* Work instruction: Please copy the data below exactly; none of the pictures in it belong in the copy.

* Data to use:
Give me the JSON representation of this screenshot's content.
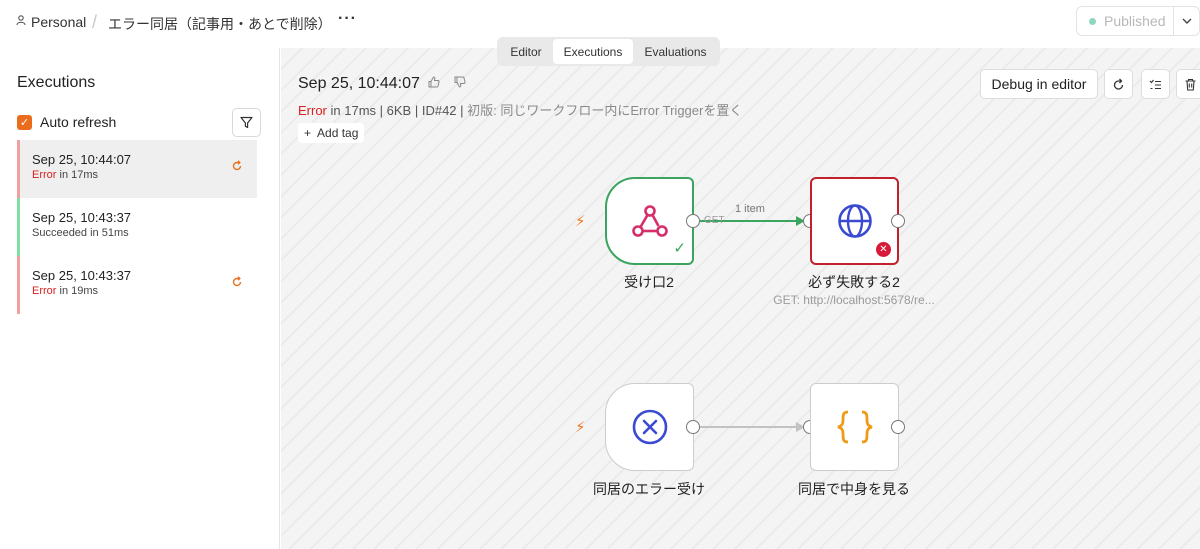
{
  "breadcrumb": {
    "user": "Personal",
    "workflow": "エラー同居（記事用・あとで削除）",
    "more": "···"
  },
  "publish": {
    "label": "Published"
  },
  "tabs": [
    {
      "label": "Editor"
    },
    {
      "label": "Executions"
    },
    {
      "label": "Evaluations"
    }
  ],
  "sidebar": {
    "title": "Executions",
    "auto_refresh": "Auto refresh",
    "items": [
      {
        "date": "Sep 25, 10:44:07",
        "status": "Error",
        "duration": "in 17ms"
      },
      {
        "date": "Sep 25, 10:43:37",
        "status": "Succeeded",
        "duration": "in 51ms"
      },
      {
        "date": "Sep 25, 10:43:37",
        "status": "Error",
        "duration": "in 19ms"
      }
    ]
  },
  "execution": {
    "date": "Sep 25, 10:44:07",
    "status": "Error",
    "duration": "in 17ms",
    "size": "6KB",
    "id": "ID#42",
    "note": "初版: 同じワークフロー内にError Triggerを置く",
    "add_tag": "Add tag",
    "debug": "Debug in editor"
  },
  "nodes": [
    {
      "label": "受け口2",
      "icon": "webhook-icon"
    },
    {
      "label": "必ず失敗する2",
      "subtitle": "GET: http://localhost:5678/re...",
      "icon": "globe-icon"
    },
    {
      "label": "同居のエラー受け",
      "icon": "error-trigger-icon"
    },
    {
      "label": "同居で中身を見る",
      "icon": "code-braces-icon"
    }
  ],
  "edges": {
    "items_label": "1 item",
    "method_label": "GET"
  },
  "colors": {
    "accent": "#ec6c1e",
    "error": "#d92020",
    "success": "#3aa55e"
  }
}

* Your response:
Give me the JSON representation of this screenshot's content.
{
  "breadcrumb": {
    "user": "Personal",
    "workflow": "エラー同居（記事用・あとで削除）",
    "more": "···"
  },
  "publish": {
    "label": "Published"
  },
  "tabs": [
    {
      "label": "Editor"
    },
    {
      "label": "Executions"
    },
    {
      "label": "Evaluations"
    }
  ],
  "sidebar": {
    "title": "Executions",
    "auto_refresh": "Auto refresh",
    "items": [
      {
        "date": "Sep 25, 10:44:07",
        "status": "Error",
        "duration": "in 17ms"
      },
      {
        "date": "Sep 25, 10:43:37",
        "status": "Succeeded",
        "duration": "in 51ms"
      },
      {
        "date": "Sep 25, 10:43:37",
        "status": "Error",
        "duration": "in 19ms"
      }
    ]
  },
  "execution": {
    "date": "Sep 25, 10:44:07",
    "status": "Error",
    "duration": "in 17ms",
    "size": "6KB",
    "id": "ID#42",
    "note": "初版: 同じワークフロー内にError Triggerを置く",
    "add_tag": "Add tag",
    "debug": "Debug in editor"
  },
  "nodes": [
    {
      "label": "受け口2",
      "icon": "webhook-icon"
    },
    {
      "label": "必ず失敗する2",
      "subtitle": "GET: http://localhost:5678/re...",
      "icon": "globe-icon"
    },
    {
      "label": "同居のエラー受け",
      "icon": "error-trigger-icon"
    },
    {
      "label": "同居で中身を見る",
      "icon": "code-braces-icon"
    }
  ],
  "edges": {
    "items_label": "1 item",
    "method_label": "GET"
  },
  "colors": {
    "accent": "#ec6c1e",
    "error": "#d92020",
    "success": "#3aa55e"
  }
}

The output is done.